Problem » Please print out every line of the material, unchanged.

* * *

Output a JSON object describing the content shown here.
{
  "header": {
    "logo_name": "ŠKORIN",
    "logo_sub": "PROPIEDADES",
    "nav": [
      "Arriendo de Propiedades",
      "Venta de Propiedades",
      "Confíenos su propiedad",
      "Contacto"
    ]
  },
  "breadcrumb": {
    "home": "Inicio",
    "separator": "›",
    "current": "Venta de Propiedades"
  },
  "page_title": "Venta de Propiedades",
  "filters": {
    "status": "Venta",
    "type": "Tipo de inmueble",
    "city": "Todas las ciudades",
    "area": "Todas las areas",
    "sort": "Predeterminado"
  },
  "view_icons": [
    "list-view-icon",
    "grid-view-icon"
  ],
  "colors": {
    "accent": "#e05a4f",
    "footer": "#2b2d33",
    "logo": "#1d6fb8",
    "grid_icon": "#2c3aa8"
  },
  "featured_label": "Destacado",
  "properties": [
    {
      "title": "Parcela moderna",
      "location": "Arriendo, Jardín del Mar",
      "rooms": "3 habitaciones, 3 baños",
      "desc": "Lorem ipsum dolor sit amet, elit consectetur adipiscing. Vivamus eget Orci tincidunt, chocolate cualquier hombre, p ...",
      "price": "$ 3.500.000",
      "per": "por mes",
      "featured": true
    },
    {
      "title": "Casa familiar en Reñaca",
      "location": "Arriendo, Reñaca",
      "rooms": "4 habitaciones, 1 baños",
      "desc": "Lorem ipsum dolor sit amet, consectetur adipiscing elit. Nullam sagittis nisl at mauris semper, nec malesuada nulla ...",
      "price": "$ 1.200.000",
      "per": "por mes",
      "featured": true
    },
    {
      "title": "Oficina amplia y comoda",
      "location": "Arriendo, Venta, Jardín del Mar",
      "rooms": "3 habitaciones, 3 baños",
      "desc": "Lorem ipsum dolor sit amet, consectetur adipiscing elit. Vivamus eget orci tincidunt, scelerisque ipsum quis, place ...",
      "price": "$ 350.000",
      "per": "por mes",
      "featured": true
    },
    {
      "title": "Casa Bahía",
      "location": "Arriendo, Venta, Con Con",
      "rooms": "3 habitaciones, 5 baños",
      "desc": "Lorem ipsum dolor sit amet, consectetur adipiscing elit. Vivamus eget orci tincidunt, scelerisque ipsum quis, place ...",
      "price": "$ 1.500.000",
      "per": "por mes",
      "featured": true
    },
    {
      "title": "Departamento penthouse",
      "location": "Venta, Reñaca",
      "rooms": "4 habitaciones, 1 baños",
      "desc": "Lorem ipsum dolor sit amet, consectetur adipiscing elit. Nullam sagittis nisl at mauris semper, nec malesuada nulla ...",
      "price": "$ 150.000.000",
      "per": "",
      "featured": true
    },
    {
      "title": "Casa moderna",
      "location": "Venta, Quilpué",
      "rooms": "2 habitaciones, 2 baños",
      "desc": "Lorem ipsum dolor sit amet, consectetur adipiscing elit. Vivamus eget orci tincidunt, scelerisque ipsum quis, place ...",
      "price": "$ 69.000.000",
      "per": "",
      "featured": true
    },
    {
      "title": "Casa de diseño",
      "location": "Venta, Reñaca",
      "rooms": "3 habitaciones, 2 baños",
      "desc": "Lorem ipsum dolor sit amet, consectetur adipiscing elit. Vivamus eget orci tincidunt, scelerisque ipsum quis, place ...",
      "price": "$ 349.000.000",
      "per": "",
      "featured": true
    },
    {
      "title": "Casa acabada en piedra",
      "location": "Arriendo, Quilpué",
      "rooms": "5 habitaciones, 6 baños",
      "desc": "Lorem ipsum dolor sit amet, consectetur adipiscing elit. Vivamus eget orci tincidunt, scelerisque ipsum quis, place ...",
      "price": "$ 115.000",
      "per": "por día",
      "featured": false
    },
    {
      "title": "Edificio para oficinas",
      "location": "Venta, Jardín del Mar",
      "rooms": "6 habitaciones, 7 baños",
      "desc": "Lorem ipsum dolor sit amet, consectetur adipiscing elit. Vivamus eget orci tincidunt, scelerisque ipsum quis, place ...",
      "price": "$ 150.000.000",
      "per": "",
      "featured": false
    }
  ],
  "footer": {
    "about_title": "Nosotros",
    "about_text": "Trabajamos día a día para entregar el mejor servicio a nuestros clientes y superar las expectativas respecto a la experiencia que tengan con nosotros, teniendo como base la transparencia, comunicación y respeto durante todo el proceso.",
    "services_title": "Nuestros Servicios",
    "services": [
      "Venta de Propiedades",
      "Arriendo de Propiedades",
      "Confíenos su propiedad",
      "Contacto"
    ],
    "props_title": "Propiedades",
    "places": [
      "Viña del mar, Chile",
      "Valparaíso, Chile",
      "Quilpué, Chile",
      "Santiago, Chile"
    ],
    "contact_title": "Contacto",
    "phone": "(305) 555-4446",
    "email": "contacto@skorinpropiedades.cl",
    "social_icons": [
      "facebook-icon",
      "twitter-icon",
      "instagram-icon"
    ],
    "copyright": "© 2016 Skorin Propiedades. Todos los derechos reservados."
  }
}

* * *

Reply to the exercise »
Output a JSON object describing the content shown here.
{
  "header": {
    "logo_name": "ŠKORIN",
    "logo_sub": "PROPIEDADES",
    "nav": [
      "Arriendo de Propiedades",
      "Venta de Propiedades",
      "Confíenos su propiedad",
      "Contacto"
    ]
  },
  "breadcrumb": {
    "home": "Inicio",
    "separator": "›",
    "current": "Venta de Propiedades"
  },
  "page_title": "Venta de Propiedades",
  "filters": {
    "status": "Venta",
    "type": "Tipo de inmueble",
    "city": "Todas las ciudades",
    "area": "Todas las areas",
    "sort": "Predeterminado"
  },
  "view_icons": [
    "list-view-icon",
    "grid-view-icon"
  ],
  "colors": {
    "accent": "#e05a4f",
    "footer": "#2b2d33",
    "logo": "#1d6fb8",
    "grid_icon": "#2c3aa8"
  },
  "featured_label": "Destacado",
  "properties": [
    {
      "title": "Parcela moderna",
      "location": "Arriendo, Jardín del Mar",
      "rooms": "3 habitaciones, 3 baños",
      "desc": "Lorem ipsum dolor sit amet, elit consectetur adipiscing. Vivamus eget Orci tincidunt, chocolate cualquier hombre, p ...",
      "price": "$ 3.500.000",
      "per": "por mes",
      "featured": true
    },
    {
      "title": "Casa familiar en Reñaca",
      "location": "Arriendo, Reñaca",
      "rooms": "4 habitaciones, 1 baños",
      "desc": "Lorem ipsum dolor sit amet, consectetur adipiscing elit. Nullam sagittis nisl at mauris semper, nec malesuada nulla ...",
      "price": "$ 1.200.000",
      "per": "por mes",
      "featured": true
    },
    {
      "title": "Oficina amplia y comoda",
      "location": "Arriendo, Venta, Jardín del Mar",
      "rooms": "3 habitaciones, 3 baños",
      "desc": "Lorem ipsum dolor sit amet, consectetur adipiscing elit. Vivamus eget orci tincidunt, scelerisque ipsum quis, place ...",
      "price": "$ 350.000",
      "per": "por mes",
      "featured": true
    },
    {
      "title": "Casa Bahía",
      "location": "Arriendo, Venta, Con Con",
      "rooms": "3 habitaciones, 5 baños",
      "desc": "Lorem ipsum dolor sit amet, consectetur adipiscing elit. Vivamus eget orci tincidunt, scelerisque ipsum quis, place ...",
      "price": "$ 1.500.000",
      "per": "por mes",
      "featured": true
    },
    {
      "title": "Departamento penthouse",
      "location": "Venta, Reñaca",
      "rooms": "4 habitaciones, 1 baños",
      "desc": "Lorem ipsum dolor sit amet, consectetur adipiscing elit. Nullam sagittis nisl at mauris semper, nec malesuada nulla ...",
      "price": "$ 150.000.000",
      "per": "",
      "featured": true
    },
    {
      "title": "Casa moderna",
      "location": "Venta, Quilpué",
      "rooms": "2 habitaciones, 2 baños",
      "desc": "Lorem ipsum dolor sit amet, consectetur adipiscing elit. Vivamus eget orci tincidunt, scelerisque ipsum quis, place ...",
      "price": "$ 69.000.000",
      "per": "",
      "featured": true
    },
    {
      "title": "Casa de diseño",
      "location": "Venta, Reñaca",
      "rooms": "3 habitaciones, 2 baños",
      "desc": "Lorem ipsum dolor sit amet, consectetur adipiscing elit. Vivamus eget orci tincidunt, scelerisque ipsum quis, place ...",
      "price": "$ 349.000.000",
      "per": "",
      "featured": true
    },
    {
      "title": "Casa acabada en piedra",
      "location": "Arriendo, Quilpué",
      "rooms": "5 habitaciones, 6 baños",
      "desc": "Lorem ipsum dolor sit amet, consectetur adipiscing elit. Vivamus eget orci tincidunt, scelerisque ipsum quis, place ...",
      "price": "$ 115.000",
      "per": "por día",
      "featured": false
    },
    {
      "title": "Edificio para oficinas",
      "location": "Venta, Jardín del Mar",
      "rooms": "6 habitaciones, 7 baños",
      "desc": "Lorem ipsum dolor sit amet, consectetur adipiscing elit. Vivamus eget orci tincidunt, scelerisque ipsum quis, place ...",
      "price": "$ 150.000.000",
      "per": "",
      "featured": false
    }
  ],
  "footer": {
    "about_title": "Nosotros",
    "about_text": "Trabajamos día a día para entregar el mejor servicio a nuestros clientes y superar las expectativas respecto a la experiencia que tengan con nosotros, teniendo como base la transparencia, comunicación y respeto durante todo el proceso.",
    "services_title": "Nuestros Servicios",
    "services": [
      "Venta de Propiedades",
      "Arriendo de Propiedades",
      "Confíenos su propiedad",
      "Contacto"
    ],
    "props_title": "Propiedades",
    "places": [
      "Viña del mar, Chile",
      "Valparaíso, Chile",
      "Quilpué, Chile",
      "Santiago, Chile"
    ],
    "contact_title": "Contacto",
    "phone": "(305) 555-4446",
    "email": "contacto@skorinpropiedades.cl",
    "social_icons": [
      "facebook-icon",
      "twitter-icon",
      "instagram-icon"
    ],
    "copyright": "© 2016 Skorin Propiedades. Todos los derechos reservados."
  }
}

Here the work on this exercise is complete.